(Element data from apps and pages)
++++
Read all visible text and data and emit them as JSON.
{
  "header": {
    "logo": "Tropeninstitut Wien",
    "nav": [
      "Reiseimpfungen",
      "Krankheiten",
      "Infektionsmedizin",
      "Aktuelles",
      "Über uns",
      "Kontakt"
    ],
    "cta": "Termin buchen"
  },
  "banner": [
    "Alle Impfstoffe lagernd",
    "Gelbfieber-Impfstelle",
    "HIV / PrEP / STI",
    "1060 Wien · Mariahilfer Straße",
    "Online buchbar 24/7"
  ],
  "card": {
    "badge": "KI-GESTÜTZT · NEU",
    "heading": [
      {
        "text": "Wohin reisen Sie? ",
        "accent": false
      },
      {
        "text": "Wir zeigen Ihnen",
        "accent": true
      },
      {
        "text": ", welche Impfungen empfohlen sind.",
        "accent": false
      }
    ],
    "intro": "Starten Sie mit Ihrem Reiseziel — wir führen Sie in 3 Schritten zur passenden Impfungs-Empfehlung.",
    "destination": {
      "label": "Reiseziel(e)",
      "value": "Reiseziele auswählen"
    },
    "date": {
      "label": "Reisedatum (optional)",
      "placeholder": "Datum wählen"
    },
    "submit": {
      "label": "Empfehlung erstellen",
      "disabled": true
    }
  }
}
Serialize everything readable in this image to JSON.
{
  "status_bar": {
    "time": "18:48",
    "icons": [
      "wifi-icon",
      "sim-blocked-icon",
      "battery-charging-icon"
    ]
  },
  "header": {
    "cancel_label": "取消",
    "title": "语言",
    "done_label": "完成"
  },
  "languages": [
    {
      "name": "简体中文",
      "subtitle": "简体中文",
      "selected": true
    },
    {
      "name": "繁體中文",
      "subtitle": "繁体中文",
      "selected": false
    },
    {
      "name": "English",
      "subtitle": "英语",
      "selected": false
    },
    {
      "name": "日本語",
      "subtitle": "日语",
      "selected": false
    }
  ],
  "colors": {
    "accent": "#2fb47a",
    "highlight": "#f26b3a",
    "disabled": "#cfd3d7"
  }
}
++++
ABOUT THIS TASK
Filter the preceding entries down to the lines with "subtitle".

ANSWER SPACE
      "subtitle": "简体中文",
      "subtitle": "繁体中文",
      "subtitle": "英语",
      "subtitle": "日语",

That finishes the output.